(1) The history of Eliezer’s mission to obtain a wife for Isaac, when taken in the letter, may give instruction to one desirous of finding a [good] wife.  But, taken in its deeper sense, we have in it a picture of the mission of the Holy Ghost, by the Father and the Son, to lead [out from amongst the “body” of] the Church as a BRIDE to Christ.  (2)  The law concerning the leprous house taught the Jew how to behave himself in that special case, according to the letter.  But, viewed in New Testament light, it tells of Christ’s coming into the world, of John the Baptist’s preparing the house for Him, and the present day of God’s patience; while it testifies also concerning the coming millennial day, and the world’s final destruction (Leviticus 14: 33-45).



On this topic indeed, - of the senses of Scripture, - there is great need of a word of caution, lest we should imagine, that, those who talk most about “the letter” and “the spirit” must be sure to be well instructed in it.  Some years ago, a grocer put out strong warnings to the public, against the adulteration of tea: but soon after, the police seized upon a great quantity of sloe leaves, which he was palming off upon the public, in place of the genuine article.

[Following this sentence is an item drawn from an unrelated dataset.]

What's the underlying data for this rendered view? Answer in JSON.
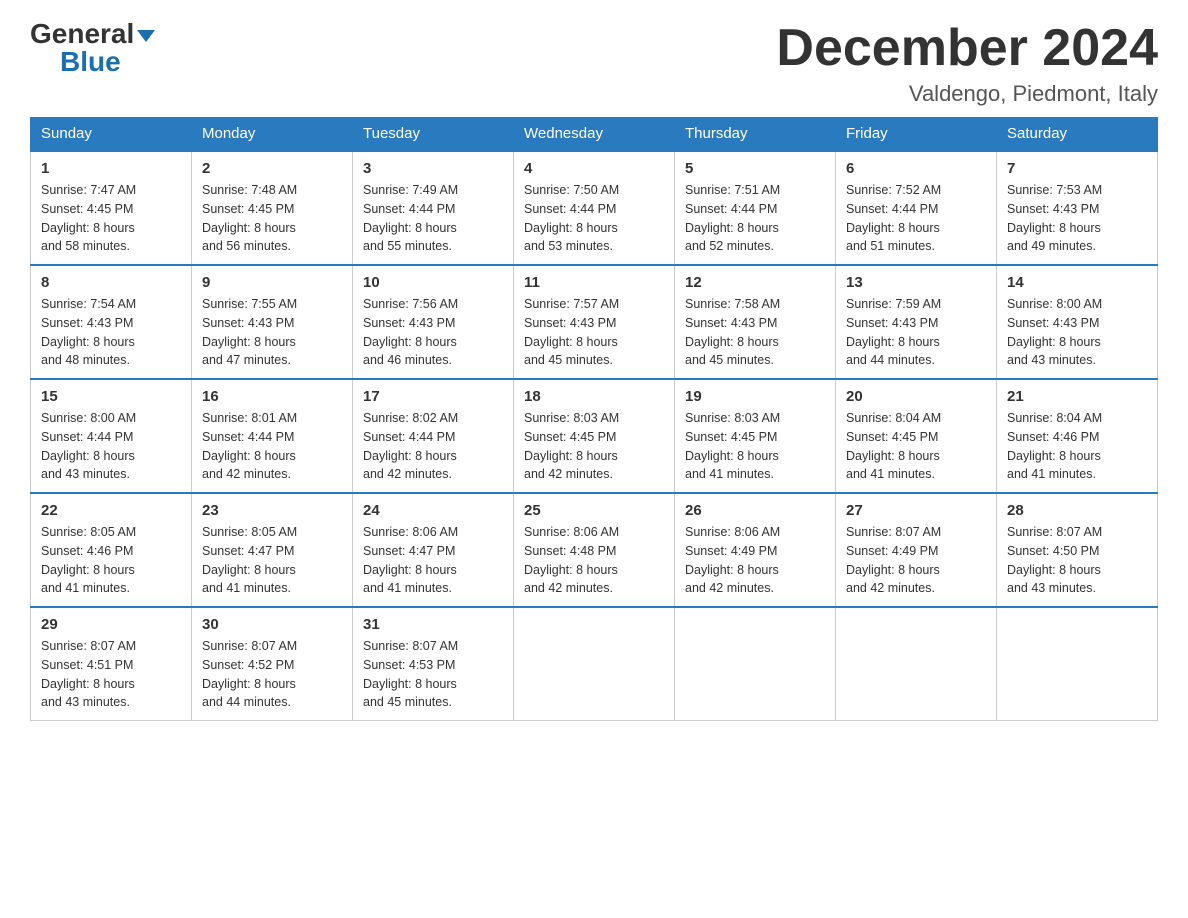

Swedenborg talks much of the senses of Scripture, and pities ordinary Christians, as those who are “slaves of the letter.”  He talks much of “the Science of Correspondences,” and of the profound wisdom which lies in his system of anti-Christianity.  But this is only deceit and folly.  Take an example.  Does Scripture so teach?  “Be ye not as the horse, or as the mule, which have NO UNDERSTANDING” (Psalm 32: 9).



And “the Fathers of the Church,” so called, utter all sorts of extravagances, as their explanation of the deeper meanings of the Word of God, especially when they would put down “heretics;” of which take a specimen from the “Commentary on the Four Gospels, collected out of the works of the Fathers;” edited by Puseyites, in their earlier days.



“He [Jesus] departed into Galileei.e., from figure to verity!  “Or into the Church, which is passing from vice to virtue



That is said, mark, of Christ!



“‘Nazareth’ is interpreted ‘a flower;’ ‘Capernaum,’ ‘the beautiful village  He left therefore, therefore, ‘the flower’ of figure (in which was mystically intended the fruit of the Gospel), and came into the Church, which was beautiful with Christ’s virtues.  It is ‘by the sea-coast;’ because, placed near the waves of this world it is daily beaten by the storms of persecution” (Vol. i. p. 132).



I suppose the reader will be quite satisfied with this brief extract.